Sihvonen, M.; Hyytiäinen, K.; Valkama, E.; Turtola, E.
Phosphorus and Nitrogen Yield Response Models for Dynamic Bio-Economic Optimization: An Empirical Approach. *Agronomy* **2018**, *8*, 41.
https://doi.org/10.3390/agronomy8040041

**AMA Style**

Sihvonen M, Hyytiäinen K, Valkama E, Turtola E.
Phosphorus and Nitrogen Yield Response Models for Dynamic Bio-Economic Optimization: An Empirical Approach. *Agronomy*. 2018; 8(4):41.
https://doi.org/10.3390/agronomy8040041

**Chicago/Turabian Style**

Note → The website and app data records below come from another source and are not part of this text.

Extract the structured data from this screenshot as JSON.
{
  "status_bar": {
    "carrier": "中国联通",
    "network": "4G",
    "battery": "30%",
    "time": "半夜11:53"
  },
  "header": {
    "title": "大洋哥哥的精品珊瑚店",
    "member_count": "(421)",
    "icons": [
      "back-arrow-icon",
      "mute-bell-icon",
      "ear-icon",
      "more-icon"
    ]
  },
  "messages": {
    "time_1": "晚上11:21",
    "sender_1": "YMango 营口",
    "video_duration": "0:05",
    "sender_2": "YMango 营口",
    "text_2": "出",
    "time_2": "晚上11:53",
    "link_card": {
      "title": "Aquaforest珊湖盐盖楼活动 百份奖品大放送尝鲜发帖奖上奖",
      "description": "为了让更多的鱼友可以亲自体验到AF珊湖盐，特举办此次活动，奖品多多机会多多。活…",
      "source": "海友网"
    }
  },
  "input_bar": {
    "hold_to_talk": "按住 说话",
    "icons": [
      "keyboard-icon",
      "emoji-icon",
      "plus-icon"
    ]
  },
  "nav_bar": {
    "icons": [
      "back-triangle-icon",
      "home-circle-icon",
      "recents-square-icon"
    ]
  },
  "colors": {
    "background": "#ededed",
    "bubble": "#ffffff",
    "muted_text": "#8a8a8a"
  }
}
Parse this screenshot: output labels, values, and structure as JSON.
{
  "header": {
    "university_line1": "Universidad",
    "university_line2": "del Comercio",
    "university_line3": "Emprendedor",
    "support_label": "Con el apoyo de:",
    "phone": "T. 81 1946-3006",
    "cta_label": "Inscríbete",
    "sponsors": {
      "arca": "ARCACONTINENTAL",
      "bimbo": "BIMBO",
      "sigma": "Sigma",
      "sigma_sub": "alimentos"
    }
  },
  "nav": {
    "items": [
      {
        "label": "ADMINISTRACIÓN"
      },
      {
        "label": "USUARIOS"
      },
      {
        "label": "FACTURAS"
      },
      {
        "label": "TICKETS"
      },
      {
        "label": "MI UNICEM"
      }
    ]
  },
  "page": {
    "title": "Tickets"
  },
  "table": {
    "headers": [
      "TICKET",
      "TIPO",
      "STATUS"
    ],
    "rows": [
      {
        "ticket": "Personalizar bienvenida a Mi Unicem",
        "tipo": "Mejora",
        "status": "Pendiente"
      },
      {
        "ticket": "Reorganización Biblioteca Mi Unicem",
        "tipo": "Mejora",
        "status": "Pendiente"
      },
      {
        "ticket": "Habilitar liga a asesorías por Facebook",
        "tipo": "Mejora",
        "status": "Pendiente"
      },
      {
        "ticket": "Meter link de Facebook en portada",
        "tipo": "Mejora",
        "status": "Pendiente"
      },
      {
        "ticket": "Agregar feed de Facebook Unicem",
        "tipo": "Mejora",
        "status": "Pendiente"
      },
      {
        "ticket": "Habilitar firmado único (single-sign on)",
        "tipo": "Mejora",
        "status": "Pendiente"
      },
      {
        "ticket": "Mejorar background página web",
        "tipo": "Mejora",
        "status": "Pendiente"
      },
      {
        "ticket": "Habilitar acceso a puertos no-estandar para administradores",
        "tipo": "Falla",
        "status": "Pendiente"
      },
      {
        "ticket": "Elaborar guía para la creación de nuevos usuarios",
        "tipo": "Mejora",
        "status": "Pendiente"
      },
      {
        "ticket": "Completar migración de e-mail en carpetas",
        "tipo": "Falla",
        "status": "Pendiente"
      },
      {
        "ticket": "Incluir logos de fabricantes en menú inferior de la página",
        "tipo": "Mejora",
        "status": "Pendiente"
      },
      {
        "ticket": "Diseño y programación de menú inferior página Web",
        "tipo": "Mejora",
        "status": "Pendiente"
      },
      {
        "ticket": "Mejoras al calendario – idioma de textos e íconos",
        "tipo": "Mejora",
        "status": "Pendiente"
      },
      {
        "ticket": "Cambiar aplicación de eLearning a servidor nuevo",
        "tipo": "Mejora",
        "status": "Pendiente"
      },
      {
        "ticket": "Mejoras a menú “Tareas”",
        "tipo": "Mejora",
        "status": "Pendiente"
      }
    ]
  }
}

Sihvonen, Matti, Kari Hyytiäinen, Elena Valkama, and Eila Turtola.
2018. "Phosphorus and Nitrogen Yield Response Models for Dynamic Bio-Economic Optimization: An Empirical Approach" *Agronomy* 8, no. 4: 41.
https://doi.org/10.3390/agronomy8040041